═══ EXERCISE INPUT
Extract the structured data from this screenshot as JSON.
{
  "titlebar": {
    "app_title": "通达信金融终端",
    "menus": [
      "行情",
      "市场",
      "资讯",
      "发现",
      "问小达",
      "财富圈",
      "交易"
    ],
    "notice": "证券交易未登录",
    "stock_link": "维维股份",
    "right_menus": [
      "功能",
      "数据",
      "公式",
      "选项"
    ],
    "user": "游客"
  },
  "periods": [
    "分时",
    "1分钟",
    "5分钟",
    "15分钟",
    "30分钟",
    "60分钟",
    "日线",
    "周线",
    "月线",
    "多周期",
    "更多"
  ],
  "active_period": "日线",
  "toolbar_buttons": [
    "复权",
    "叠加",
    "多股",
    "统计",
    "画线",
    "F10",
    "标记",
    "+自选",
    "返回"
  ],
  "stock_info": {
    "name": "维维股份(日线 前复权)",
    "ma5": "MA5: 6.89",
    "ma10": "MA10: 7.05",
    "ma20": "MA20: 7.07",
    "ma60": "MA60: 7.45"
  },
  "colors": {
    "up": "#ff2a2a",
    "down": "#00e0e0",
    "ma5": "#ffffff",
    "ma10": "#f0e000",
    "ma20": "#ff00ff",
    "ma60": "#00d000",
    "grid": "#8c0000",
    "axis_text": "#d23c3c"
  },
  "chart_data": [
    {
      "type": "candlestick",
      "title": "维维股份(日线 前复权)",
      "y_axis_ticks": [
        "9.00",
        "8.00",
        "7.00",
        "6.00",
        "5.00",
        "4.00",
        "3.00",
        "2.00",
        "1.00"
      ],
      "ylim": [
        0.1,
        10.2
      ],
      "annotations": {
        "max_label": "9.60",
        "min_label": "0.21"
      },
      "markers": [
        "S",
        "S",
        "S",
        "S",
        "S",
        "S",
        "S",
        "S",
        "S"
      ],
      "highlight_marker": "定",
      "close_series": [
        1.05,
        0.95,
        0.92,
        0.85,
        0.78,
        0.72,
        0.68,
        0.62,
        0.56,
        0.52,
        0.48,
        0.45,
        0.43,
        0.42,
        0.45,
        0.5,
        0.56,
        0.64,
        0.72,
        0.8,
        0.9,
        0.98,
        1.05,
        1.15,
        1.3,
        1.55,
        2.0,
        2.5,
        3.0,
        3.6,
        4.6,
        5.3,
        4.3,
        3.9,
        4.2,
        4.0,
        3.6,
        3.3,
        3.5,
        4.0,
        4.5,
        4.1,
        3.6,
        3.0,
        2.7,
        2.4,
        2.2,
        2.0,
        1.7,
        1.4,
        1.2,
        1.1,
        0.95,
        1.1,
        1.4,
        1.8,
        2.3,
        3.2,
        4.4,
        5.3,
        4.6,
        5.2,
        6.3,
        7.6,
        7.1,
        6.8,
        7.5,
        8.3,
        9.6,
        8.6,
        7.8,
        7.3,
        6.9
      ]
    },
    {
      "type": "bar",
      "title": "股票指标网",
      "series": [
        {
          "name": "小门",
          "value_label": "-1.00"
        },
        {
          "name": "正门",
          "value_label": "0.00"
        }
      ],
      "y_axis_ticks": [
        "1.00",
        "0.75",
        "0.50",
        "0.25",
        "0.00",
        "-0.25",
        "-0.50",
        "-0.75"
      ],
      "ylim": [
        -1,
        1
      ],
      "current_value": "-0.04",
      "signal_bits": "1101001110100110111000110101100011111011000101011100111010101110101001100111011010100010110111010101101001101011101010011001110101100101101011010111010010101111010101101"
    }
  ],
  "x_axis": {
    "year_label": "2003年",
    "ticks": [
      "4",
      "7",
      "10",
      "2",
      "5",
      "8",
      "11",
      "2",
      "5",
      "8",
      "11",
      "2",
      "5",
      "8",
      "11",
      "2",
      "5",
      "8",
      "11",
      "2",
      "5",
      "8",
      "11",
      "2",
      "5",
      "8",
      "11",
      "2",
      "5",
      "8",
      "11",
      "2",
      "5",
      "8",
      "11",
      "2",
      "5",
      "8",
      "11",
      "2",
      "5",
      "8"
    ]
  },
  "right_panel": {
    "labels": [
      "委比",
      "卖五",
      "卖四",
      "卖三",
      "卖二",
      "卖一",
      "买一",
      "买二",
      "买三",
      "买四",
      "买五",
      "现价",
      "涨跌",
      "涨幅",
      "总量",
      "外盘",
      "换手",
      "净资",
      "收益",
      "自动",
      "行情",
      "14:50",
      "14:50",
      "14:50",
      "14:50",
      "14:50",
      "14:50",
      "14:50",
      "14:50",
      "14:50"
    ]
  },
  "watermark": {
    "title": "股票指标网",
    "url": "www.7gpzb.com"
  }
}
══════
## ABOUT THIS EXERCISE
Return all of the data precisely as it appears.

## EXPECTED ANSWER
Extract the structured data from this screenshot as JSON.
{
  "titlebar": {
    "app_title": "通达信金融终端",
    "menus": [
      "行情",
      "市场",
      "资讯",
      "发现",
      "问小达",
      "财富圈",
      "交易"
    ],
    "notice": "证券交易未登录",
    "stock_link": "维维股份",
    "right_menus": [
      "功能",
      "数据",
      "公式",
      "选项"
    ],
    "user": "游客"
  },
  "periods": [
    "分时",
    "1分钟",
    "5分钟",
    "15分钟",
    "30分钟",
    "60分钟",
    "日线",
    "周线",
    "月线",
    "多周期",
    "更多"
  ],
  "active_period": "日线",
  "toolbar_buttons": [
    "复权",
    "叠加",
    "多股",
    "统计",
    "画线",
    "F10",
    "标记",
    "+自选",
    "返回"
  ],
  "stock_info": {
    "name": "维维股份(日线 前复权)",
    "ma5": "MA5: 6.89",
    "ma10": "MA10: 7.05",
    "ma20": "MA20: 7.07",
    "ma60": "MA60: 7.45"
  },
  "colors": {
    "up": "#ff2a2a",
    "down": "#00e0e0",
    "ma5": "#ffffff",
    "ma10": "#f0e000",
    "ma20": "#ff00ff",
    "ma60": "#00d000",
    "grid": "#8c0000",
    "axis_text": "#d23c3c"
  },
  "chart_data": [
    {
      "type": "candlestick",
      "title": "维维股份(日线 前复权)",
      "y_axis_ticks": [
        "9.00",
        "8.00",
        "7.00",
        "6.00",
        "5.00",
        "4.00",
        "3.00",
        "2.00",
        "1.00"
      ],
      "ylim": [
        0.1,
        10.2
      ],
      "annotations": {
        "max_label": "9.60",
        "min_label": "0.21"
      },
      "markers": [
        "S",
        "S",
        "S",
        "S",
        "S",
        "S",
        "S",
        "S",
        "S"
      ],
      "highlight_marker": "定",
      "close_series": [
        1.05,
        0.95,
        0.92,
        0.85,
        0.78,
        0.72,
        0.68,
        0.62,
        0.56,
        0.52,
        0.48,
        0.45,
        0.43,
        0.42,
        0.45,
        0.5,
        0.56,
        0.64,
        0.72,
        0.8,
        0.9,
        0.98,
        1.05,
        1.15,
        1.3,
        1.55,
        2.0,
        2.5,
        3.0,
        3.6,
        4.6,
        5.3,
        4.3,
        3.9,
        4.2,
        4.0,
        3.6,
        3.3,
        3.5,
        4.0,
        4.5,
        4.1,
        3.6,
        3.0,
        2.7,
        2.4,
        2.2,
        2.0,
        1.7,
        1.4,
        1.2,
        1.1,
        0.95,
        1.1,
        1.4,
        1.8,
        2.3,
        3.2,
        4.4,
        5.3,
        4.6,
        5.2,
        6.3,
        7.6,
        7.1,
        6.8,
        7.5,
        8.3,
        9.6,
        8.6,
        7.8,
        7.3,
        6.9
      ]
    },
    {
      "type": "bar",
      "title": "股票指标网",
      "series": [
        {
          "name": "小门",
          "value_label": "-1.00"
        },
        {
          "name": "正门",
          "value_label": "0.00"
        }
      ],
      "y_axis_ticks": [
        "1.00",
        "0.75",
        "0.50",
        "0.25",
        "0.00",
        "-0.25",
        "-0.50",
        "-0.75"
      ],
      "ylim": [
        -1,
        1
      ],
      "current_value": "-0.04",
      "signal_bits": "1101001110100110111000110101100011111011000101011100111010101110101001100111011010100010110111010101101001101011101010011001110101100101101011010111010010101111010101101"
    }
  ],
  "x_axis": {
    "year_label": "2003年",
    "ticks": [
      "4",
      "7",
      "10",
      "2",
      "5",
      "8",
      "11",
      "2",
      "5",
      "8",
      "11",
      "2",
      "5",
      "8",
      "11",
      "2",
      "5",
      "8",
      "11",
      "2",
      "5",
      "8",
      "11",
      "2",
      "5",
      "8",
      "11",
      "2",
      "5",
      "8",
      "11",
      "2",
      "5",
      "8",
      "11",
      "2",
      "5",
      "8",
      "11",
      "2",
      "5",
      "8"
    ]
  },
  "right_panel": {
    "labels": [
      "委比",
      "卖五",
      "卖四",
      "卖三",
      "卖二",
      "卖一",
      "买一",
      "买二",
      "买三",
      "买四",
      "买五",
      "现价",
      "涨跌",
      "涨幅",
      "总量",
      "外盘",
      "换手",
      "净资",
      "收益",
      "自动",
      "行情",
      "14:50",
      "14:50",
      "14:50",
      "14:50",
      "14:50",
      "14:50",
      "14:50",
      "14:50",
      "14:50"
    ]
  },
  "watermark": {
    "title": "股票指标网",
    "url": "www.7gpzb.com"
  }
}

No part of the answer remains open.